Scotland: Road to the referendum

Thursday`s independence referendum is the culmination of a long fight by Scottish nationalists to break from Britain.

AFP| Updated: Sep 14, 2014, 12:00 PM IST

London: Thursday`s independence referendum is the culmination of a long fight by Scottish nationalists to break from Britain.

Here are 10 key dates along the way:
-- November 2, 1967: SNP shock breakthrough

Winnie Ewing`s sensational victory in the Hamilton by-election -- the Scottish National Party had not even fielded a candidate there in the 1966 general election -- in a seemingly rock-solid Labour seat catapulted the cause of Scottish independence onto the national stage.
-- March 1, 1979: Failed devolution referendum

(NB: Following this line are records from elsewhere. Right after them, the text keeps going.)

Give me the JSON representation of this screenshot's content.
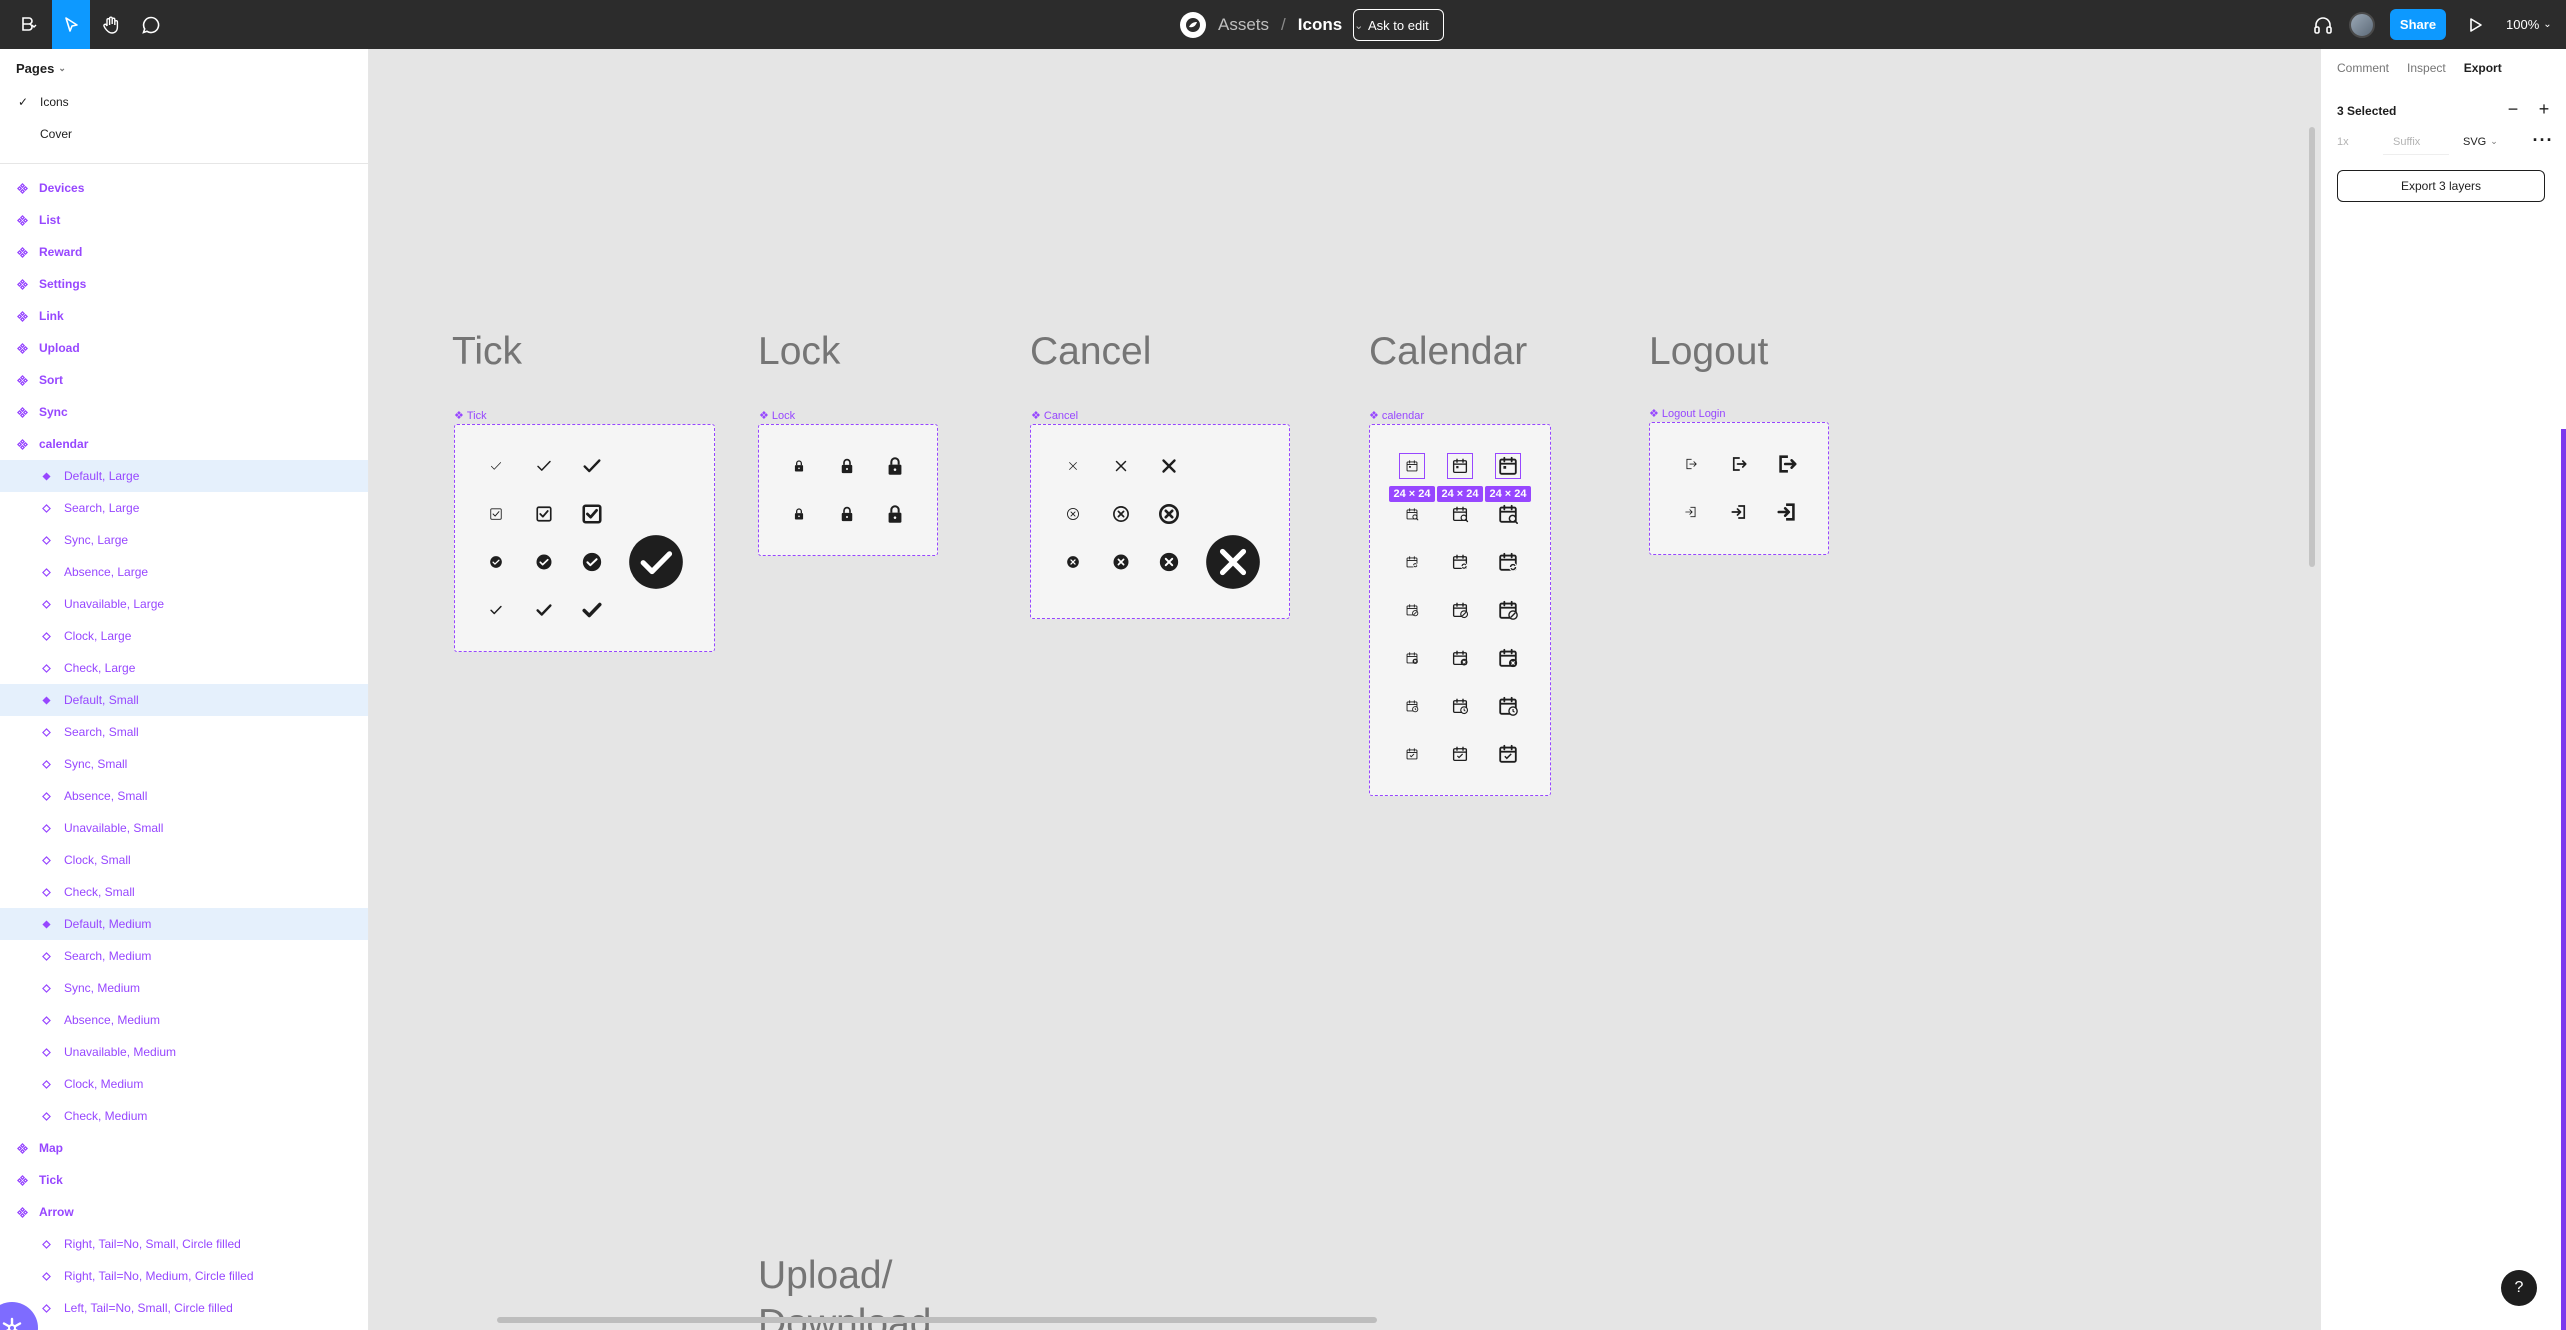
{
  "topbar": {
    "project": "Assets",
    "separator": "/",
    "file": "Icons",
    "ask_to_edit": "Ask to edit",
    "share": "Share",
    "zoom": "100%",
    "icons": [
      "figma-menu-icon",
      "move-tool-icon",
      "hand-tool-icon",
      "comment-tool-icon",
      "headphones-icon",
      "play-icon"
    ]
  },
  "pages": {
    "header": "Pages",
    "items": [
      {
        "label": "Icons",
        "current": true
      },
      {
        "label": "Cover",
        "current": false
      }
    ]
  },
  "layers": [
    {
      "label": "Devices",
      "level": 0,
      "selected": false
    },
    {
      "label": "List",
      "level": 0,
      "selected": false
    },
    {
      "label": "Reward",
      "level": 0,
      "selected": false
    },
    {
      "label": "Settings",
      "level": 0,
      "selected": false
    },
    {
      "label": "Link",
      "level": 0,
      "selected": false
    },
    {
      "label": "Upload",
      "level": 0,
      "selected": false
    },
    {
      "label": "Sort",
      "level": 0,
      "selected": false
    },
    {
      "label": "Sync",
      "level": 0,
      "selected": false
    },
    {
      "label": "calendar",
      "level": 0,
      "selected": false
    },
    {
      "label": "Default, Large",
      "level": 1,
      "selected": true
    },
    {
      "label": "Search, Large",
      "level": 1,
      "selected": false
    },
    {
      "label": "Sync, Large",
      "level": 1,
      "selected": false
    },
    {
      "label": "Absence, Large",
      "level": 1,
      "selected": false
    },
    {
      "label": "Unavailable, Large",
      "level": 1,
      "selected": false
    },
    {
      "label": "Clock, Large",
      "level": 1,
      "selected": false
    },
    {
      "label": "Check, Large",
      "level": 1,
      "selected": false
    },
    {
      "label": "Default, Small",
      "level": 1,
      "selected": true
    },
    {
      "label": "Search, Small",
      "level": 1,
      "selected": false
    },
    {
      "label": "Sync, Small",
      "level": 1,
      "selected": false
    },
    {
      "label": "Absence, Small",
      "level": 1,
      "selected": false
    },
    {
      "label": "Unavailable, Small",
      "level": 1,
      "selected": false
    },
    {
      "label": "Clock, Small",
      "level": 1,
      "selected": false
    },
    {
      "label": "Check, Small",
      "level": 1,
      "selected": false
    },
    {
      "label": "Default, Medium",
      "level": 1,
      "selected": true
    },
    {
      "label": "Search, Medium",
      "level": 1,
      "selected": false
    },
    {
      "label": "Sync, Medium",
      "level": 1,
      "selected": false
    },
    {
      "label": "Absence, Medium",
      "level": 1,
      "selected": false
    },
    {
      "label": "Unavailable, Medium",
      "level": 1,
      "selected": false
    },
    {
      "label": "Clock, Medium",
      "level": 1,
      "selected": false
    },
    {
      "label": "Check, Medium",
      "level": 1,
      "selected": false
    },
    {
      "label": "Map",
      "level": 0,
      "selected": false
    },
    {
      "label": "Tick",
      "level": 0,
      "selected": false
    },
    {
      "label": "Arrow",
      "level": 0,
      "selected": false
    },
    {
      "label": "Right, Tail=No, Small, Circle filled",
      "level": 1,
      "selected": false
    },
    {
      "label": "Right, Tail=No, Medium, Circle filled",
      "level": 1,
      "selected": false
    },
    {
      "label": "Left, Tail=No, Small, Circle filled",
      "level": 1,
      "selected": false
    }
  ],
  "canvas": {
    "sections": {
      "tick": {
        "title": "Tick",
        "frame_label": "Tick"
      },
      "lock": {
        "title": "Lock",
        "frame_label": "Lock"
      },
      "cancel": {
        "title": "Cancel",
        "frame_label": "Cancel"
      },
      "calendar": {
        "title": "Calendar",
        "frame_label": "calendar"
      },
      "logout": {
        "title": "Logout",
        "frame_label": "Logout Login"
      },
      "upload": {
        "title": "Upload/ Download"
      }
    },
    "size_badge": "24 × 24"
  },
  "right_panel": {
    "tabs": [
      "Comment",
      "Inspect",
      "Export"
    ],
    "active_tab": "Export",
    "selected_count": "3 Selected",
    "scale": "1x",
    "suffix_placeholder": "Suffix",
    "format": "SVG",
    "export_button": "Export 3 layers",
    "help": "?"
  },
  "colors": {
    "accent_purple": "#9747ff",
    "brand_blue": "#0d99ff",
    "topbar_bg": "#2c2c2c",
    "selection_bg": "#e5f0fc",
    "canvas_bg": "#e5e5e5"
  }
}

A referendum was held on setting up a devolved Scottish assembly, and though Scots voted 51.6 percent in favour, the turnout of just 32.9 percent disqualified the vote.
-- May 1, 1997: Election of UK Labour government

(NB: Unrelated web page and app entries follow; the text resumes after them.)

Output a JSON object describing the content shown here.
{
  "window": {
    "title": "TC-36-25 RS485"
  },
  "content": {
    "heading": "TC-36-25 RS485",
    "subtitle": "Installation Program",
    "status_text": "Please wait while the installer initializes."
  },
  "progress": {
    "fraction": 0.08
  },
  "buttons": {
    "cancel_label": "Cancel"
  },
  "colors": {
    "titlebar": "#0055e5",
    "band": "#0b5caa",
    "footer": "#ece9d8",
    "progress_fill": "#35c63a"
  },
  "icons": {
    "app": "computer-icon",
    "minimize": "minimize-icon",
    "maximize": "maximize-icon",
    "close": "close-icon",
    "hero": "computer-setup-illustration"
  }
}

After 18 years of a Conservative UK government which was deeply unpopular in Scotland, Labour returned to power under prime minister Tony Blair, promising a referendum on devolution. Since the mid-1960s, Scotland had been a Labour bastion and a Scottish Parliament would likely be a Labour-dominated body.
-- September 11, 1997: Second devolution referendum

The referendum was passed with 74.3 percent in favour. In a second question, some 63.5 percent agreed that the parliament should have powers to set tax rates.
-- May 12, 1999: Scottish Parliament meets

Following elections six days earlier, Queen Elizabeth II formally opened the 129-member parliament, sitting in the General Assembly Hall of the Church of Scotland in Edinburgh.

The vote produced a Labour-Liberal Democrat coalition executive. Devolution of powers to the new parliament took place on July 1.
-- May 3, 2007: SNP minority

Alex Salmond began his rise when the SNP won 47 seats to Labour`s 46 and he became first minister in the devolved parliament.
-- May 5, 2011: SNP majority

The SNP won 69 seats at these elections, giving them a narrow outright majority. Salmond begins to push for a referendum on independence, while Conservative British Prime Minister David Cameron has little option but to agree.
-- November 26, 2013: Scottish government produces independence blueprint

Salmond unveiled "Scotland`s Future: Your Guide to an Independent Scotland", a 649-page prospectus for a separate Scotland which claims it would keep the pound and the monarchy, but expel Britain`s submarine-based nuclear deterrent, located west of Glasgow.
-- September 7, 2014: "Yes" ahead in the polls

Opinion surveys by a variety of pollsters had consistently put the "No" camp clearly ahead, but with 11 days to go until the referendum, a YouGov poll gave the "Yes" camp 51 percent to 49 percent for "No", excluding undecided voters.

The poll shocked Britain`s three big political parties into last-ditch action to save the union by promising more powers for the Scottish regional government in the event of a "No" vote.
-- September 18, 2014: Independence referendum

Voters in Scotland aged 16 and over head to the polls to decide whether or not to leave the United Kingdom. Nearly 4.3 million people register to vote -- a record number estimated at around 97 percent of the electorate.